The hepatitis B vaccine was developed in 1982, largely to immunize health care workers. At that time, the disease barely existed in the public imagination (182). Yet concern about the disease grew throughout the ‘90s, and officials hoped to vaccinate schoolchildren to eradicate the disease. The vaccinations proved to be deeply divisive and set off fears over the vaccines’ safety and the moral imperative to vaccinate children for a disease spread by “adult” behavior.
In the early 2000s, vaccine-safety advocates stoked fears that vaccines were causing autism. While the evidence was widely debunked by scientists, news media seized on one aspect of the story: the misinformed, irrational parent who refused to get their kids vaccinated (223). This perspective greatly oversimplified the debate, Conis argues, by eliminating any discussion around side-effects from vaccination or dealing with barriers created by poverty and the health care system.
The author ends the book with a discussion of the human papillomavirus (HPV) vaccine. HPV went from being a disease that only a few people had heard of to a leading cause of cervical cancer. The vaccine sparked a large debate over the vaccination of school-age girls, ranging from concerns over teenage sexuality to safety concerns as well as intrusion by public health officials. Teenaged girls also had a voice in this discussion, as emerging social media meant that adolescents could offer their own insights.

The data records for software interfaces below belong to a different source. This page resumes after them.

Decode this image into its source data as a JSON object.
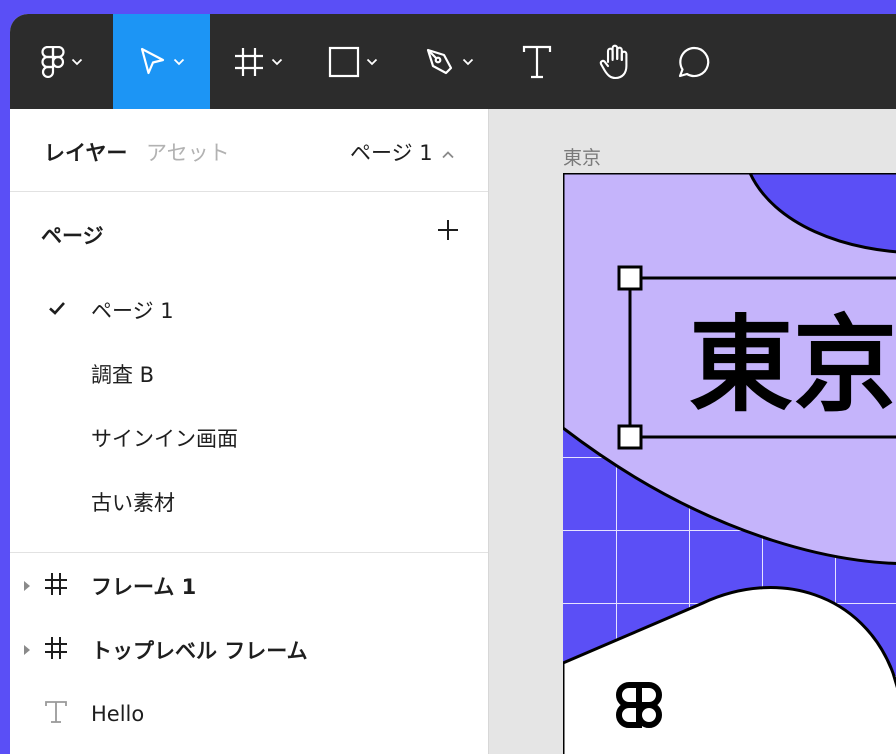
{
  "toolbar": {
    "tools": [
      {
        "name": "main-menu",
        "icon": "figma-logo-icon",
        "has_dropdown": true
      },
      {
        "name": "move",
        "icon": "move-cursor-icon",
        "has_dropdown": true,
        "active": true
      },
      {
        "name": "frame",
        "icon": "frame-icon",
        "has_dropdown": true
      },
      {
        "name": "shape",
        "icon": "rectangle-icon",
        "has_dropdown": true
      },
      {
        "name": "pen",
        "icon": "pen-icon",
        "has_dropdown": true
      },
      {
        "name": "text",
        "icon": "text-icon",
        "has_dropdown": false
      },
      {
        "name": "hand",
        "icon": "hand-icon",
        "has_dropdown": false
      },
      {
        "name": "comment",
        "icon": "comment-icon",
        "has_dropdown": false
      }
    ],
    "colors": {
      "bar": "#2c2c2c",
      "active": "#1c95f5"
    }
  },
  "panel": {
    "tab_layers": "レイヤー",
    "tab_assets": "アセット",
    "current_page": "ページ 1",
    "pages_heading": "ページ",
    "pages": [
      {
        "label": "ページ 1",
        "current": true
      },
      {
        "label": "調査 B",
        "current": false
      },
      {
        "label": "サインイン画面",
        "current": false
      },
      {
        "label": "古い素材",
        "current": false
      }
    ],
    "layers": [
      {
        "label": "フレーム 1",
        "type": "frame",
        "expandable": true
      },
      {
        "label": "トップレベル フレーム",
        "type": "frame",
        "expandable": true
      },
      {
        "label": "Hello",
        "type": "text",
        "expandable": false
      }
    ]
  },
  "canvas": {
    "frame_label": "東京",
    "headline_text": "東京",
    "colors": {
      "background": "#e5e5e5",
      "lavender": "#c5b4fb",
      "indigo": "#5b4ff6"
    }
  }
}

The book is about two separate but connected narratives: the development of various vaccines and the creation of a public forum in which they can be debated. At the start of the book, scientists and politicians effectively own and control the debate. Some figures on the political fringe question the efficacy or use of vaccines, but their voices are largely discounted. By the end of the book, public opinion is an essential part of policy, and policy is consistently framed around what is “responsible parenthood.” As more voices entered the debate, what exactly made a responsible parent became a heavily debated and divisive topic.
AIDS and the failure to create an AIDS vaccine is strangely absent from this narrative and would have been interesting to use in examining the public attitudes toward vaccination. Much of the book is about the public’s increasing distrust of expert advice. The AIDS epidemic in the 1980s was made worse by a delayed federal response as well as the failure to develop a vaccine, which has fed into popular distrust of public health officials. Nevertheless, this is an interesting and engaging book, one which presents a balanced portrait of debates about vaccines without leaving behind the perspective of scientists and doctors.